''To me [the targets] were a little bit too high, but I feel they were realistic in the sense that we always say, 'Aim for the sky and you'll reach somewhere'''
Chances are, once we get to 2015, we’ll set some more targets and I have a feeling those targets will not be as harsh as the ones we’re having because, let’s face it, the world was suffering [when the targets were set in 2005], ARVs were very expensive, so we needed that impetus.
Q: As far as you are concerned, the next set of goals to focus on would be the Millennium Development Goals (MDGs)?
A: Well, the MDGs have number six in there – to halt and reverse the spread of HIV. I would say we are reaching that goal so by 2015, we will be saying, have we reached our vision of zero new HIV infections, zero deaths and zero discrimination? We won’t have, so I can see us now taking that vision and saying, let’s see how by 2020, for example, we can reach that particular target.
Q: Is this vision of zero new infections new?
A: Yes, it’s a new vision we’re now aiming for… because as you put more and more people on ARVs, it means the prevalence increases - those people are not dying. So you can no longer look at prevalence because it’s going up, but you can look at incidence, which is the number of new infections and we’re saying we’re aiming for zero.
Q: Besides money, what do you think are the greatest barriers to achieving universal access?
A: The greatest barriers so far are really stigma and discrimination. There is still criminalization of certain groups that we call key populations: men who have sex with men, sex workers, injecting drug users, transgender populations. To me, that is still the barrier in the sense that we have already statistics that show that in Africa, [34 percent of] men who have sex with men also reported that they were married and 54 percent reported that they had had sex with both men and women in the past six months.
You are now seeing that because these populations are excluded, if you criminalize them, they will go underground and… even before you talk about human rights it means you’ll never achieve zero infections because we have a group that’s not accessing services.

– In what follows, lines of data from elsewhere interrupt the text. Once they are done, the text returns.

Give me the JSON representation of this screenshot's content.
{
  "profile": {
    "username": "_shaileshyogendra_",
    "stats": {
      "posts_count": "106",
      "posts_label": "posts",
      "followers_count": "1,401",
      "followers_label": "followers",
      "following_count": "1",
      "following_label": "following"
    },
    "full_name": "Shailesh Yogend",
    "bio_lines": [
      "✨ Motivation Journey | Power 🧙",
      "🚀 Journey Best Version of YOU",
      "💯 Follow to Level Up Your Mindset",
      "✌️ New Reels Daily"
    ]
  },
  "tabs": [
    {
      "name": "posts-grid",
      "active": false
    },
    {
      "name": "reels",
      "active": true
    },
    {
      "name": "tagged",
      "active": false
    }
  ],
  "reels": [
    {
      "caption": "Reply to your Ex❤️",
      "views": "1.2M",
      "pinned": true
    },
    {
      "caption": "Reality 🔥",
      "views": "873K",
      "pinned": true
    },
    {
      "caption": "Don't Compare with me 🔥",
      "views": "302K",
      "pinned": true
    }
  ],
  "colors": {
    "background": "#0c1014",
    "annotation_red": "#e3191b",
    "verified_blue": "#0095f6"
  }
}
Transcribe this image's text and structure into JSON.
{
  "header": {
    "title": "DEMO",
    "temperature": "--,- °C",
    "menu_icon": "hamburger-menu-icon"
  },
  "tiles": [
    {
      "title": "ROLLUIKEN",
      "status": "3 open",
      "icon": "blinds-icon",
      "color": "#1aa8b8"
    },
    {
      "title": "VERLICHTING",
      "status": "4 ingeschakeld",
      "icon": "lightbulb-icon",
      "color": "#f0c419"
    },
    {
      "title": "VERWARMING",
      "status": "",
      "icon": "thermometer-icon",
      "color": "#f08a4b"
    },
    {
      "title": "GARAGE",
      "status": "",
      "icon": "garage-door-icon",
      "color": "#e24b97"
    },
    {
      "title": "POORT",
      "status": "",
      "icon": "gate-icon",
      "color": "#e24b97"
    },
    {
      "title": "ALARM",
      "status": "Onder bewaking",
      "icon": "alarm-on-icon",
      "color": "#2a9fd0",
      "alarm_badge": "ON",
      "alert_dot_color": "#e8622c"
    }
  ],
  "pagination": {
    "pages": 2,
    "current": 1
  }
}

Of course, when you look at human rights, these people have the same rights to access HIV prevention, care and support services as the other populations. So I think in the next two years, those are the issues that we’ll be grappling with. We’re seeing that certain countries are putting them in jail, it doesn’t help at all; some countries have gone backwards. But fortunately it’s not all African countries. We have South Africa that recognizes men who have sex with men, and Rwanda. Little by little we’ll get there.